International Women’s Day (March 8) is a global day celebrating the achievements of women. It also marks a call to action for accelerating women’s equality and well-being in all aspects of life – which is crucial to creating prosperous economies and a healthy planet. 

Raising Futures Kenya’s Seed of Hope programme is contributing to closing gender gaps in vocational education in Kenya through targeted actions in support of young women and girls. By ensuring quality education for all, and equipping all our students with skills for employment, self-employment, or further education, we are enabling opportunities for a brighter future.

In recent decades Kenya has achieved gender parity at primary school level – which is to be celebrated. But gender gaps appear when it comes to girls completing secondary school and enrolling in tertiary education. Though perhaps more importantly, gender equality, where it has been achieved, has not yet translated into equality in life opportunities for women.

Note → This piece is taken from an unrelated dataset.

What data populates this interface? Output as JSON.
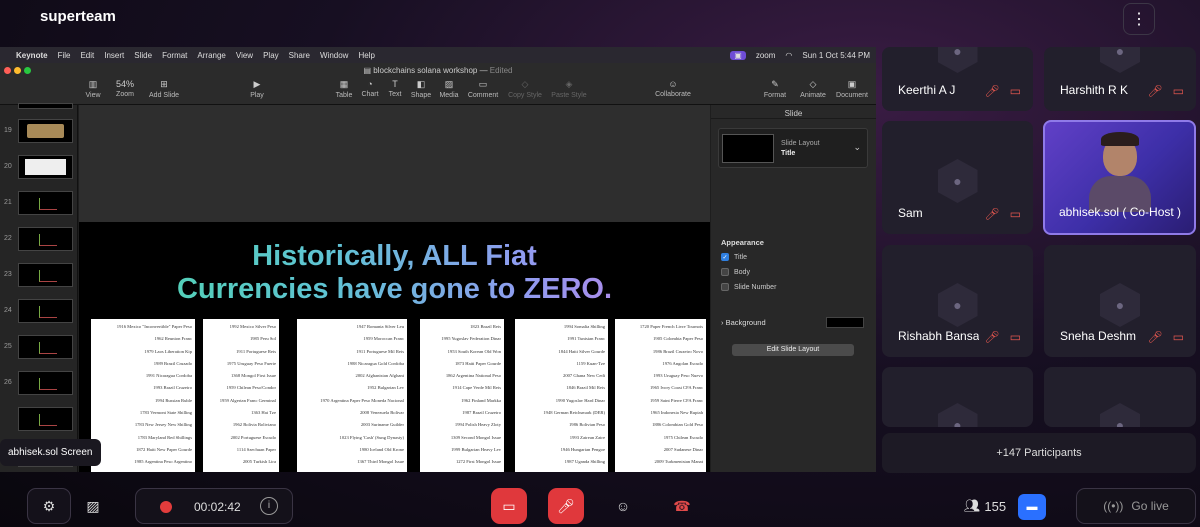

So where and how are some of these gender gaps arising?

  • Gender-based violence – Data shows gender-based violence (GBV) in Kenya remains high with 35% of women and girls affected and 16% reported being victims of sexual violence before the age of 18. There are profound health and psychological costs and economic costs for survivors and their children. The economic cost of GBV is calculated to be about 1.1% of Kenya’s Gross Domestic Product (GDP).
  • Adolescent pregnancy – Higher rates of pregnancy have been associated with poverty and lack of education. In the lowest wealth quartile in Kenya, 21% of women aged 15-19 have been pregnant. At secondary school, among the most common reasons for girls to miss school days were pregnancy and parenting responsibilities, putting them at a disadvantage in their education compared to their male counterparts.
  • Period poverty – 65% of women and girls are unable to afford sanitary pads, presenting a huge barrier to work and education. Girls from poor families miss up to 20% of school days each year. Desperate need, has led to a practice of transactional sex for pads. Some research states that in rural areas of Kenya 2 out of 3 sanitary pad users are provided pads by sexual partners.
  • Unpaid labour and the “baby profit gap” – the global value of unpaid care and domestic work for women aged 15 and over stands at around $10.8 trillion annually. In income-generating work, women and female-owned businesses, working whilst also caring for children can experience distractions and constant interruptions causing lower productivity, coined as the ‘baby profit gap’.

These prevailing gender gaps are underscored by mutually reinforcing challenges of poverty, barriers to education and economic opportunities, and restrictive social norms, which prevent self-reliance and perpetuate women and girls being at risk of exploitation and at economic disadvantage. This impedes the progress of individuals and communities. Raising Futures Kenya believe in the talent and resilience of young women and girls and our Seed of Hope programme is changing the narrative by empowering majority young female entrepreneurs!

Our Seed of Hope programme is responsive, tailored and inclusive to the needs of young women and girls, as well as boys in marginalised communities. Alongside courses to equip young people with skills, Seed of Hope provides essential practical support to female students such as packs of period pads and childcare vouchers, to remove barriers to attendance and enable them to thrive in their learning.

A key part of the programme for all students is Amuka – the Seed of Hope Life skills programme – which addresses community-wide issues negatively impacting students, particularly girls, such as gender-based violence, FGM, young marriage, and sexual reproductive health. It empowers girls to know their rights, encourages boys to become allies for girls. It includes group counselling and encourages students to work together to seek solutions to local/cultural challenges.

The Seed of Hope programme also provides unlimited free counselling sessions open to all students to work through the trauma, abuse and exploitation they have experienced. This enables young people to process trauma, develop coping mechanisms, and speak out to report abuse.

A general low preference to pursue certain school subjects for boys and for girls impacts on career pathways and trajectories, such as STEM; an issue that disproportionately affects girls. At Seed of Hope, we are proud to welcome and encourage trailblazing young women ambitious for careers in business and technology, and traditionally male-dominated vocational fields such as carpentry, electrical wiring, and motor vehicle mechanics.

“Empowering girls isn’t just about giving them wings; it’s about reminding them they have the power to soar. Every time I witness their determination, creativity and kindness, I’m reminded of the boundless potential within each of them. Together, we’re building a brighter tomorrow, one empowering girl at a time”.

Damaris Mwangi

Entrepreneurship, Finance and Computer skills teacher

On International Women’s Day, we celebrate our female Seed of Hope leaders, teachers, successful graduates and mentors, that are role models for current and future trailblazing students as we unite with the world to uplift women and accelerate progress.

#SeedOfHope #InvestInWomen #InspireInclusion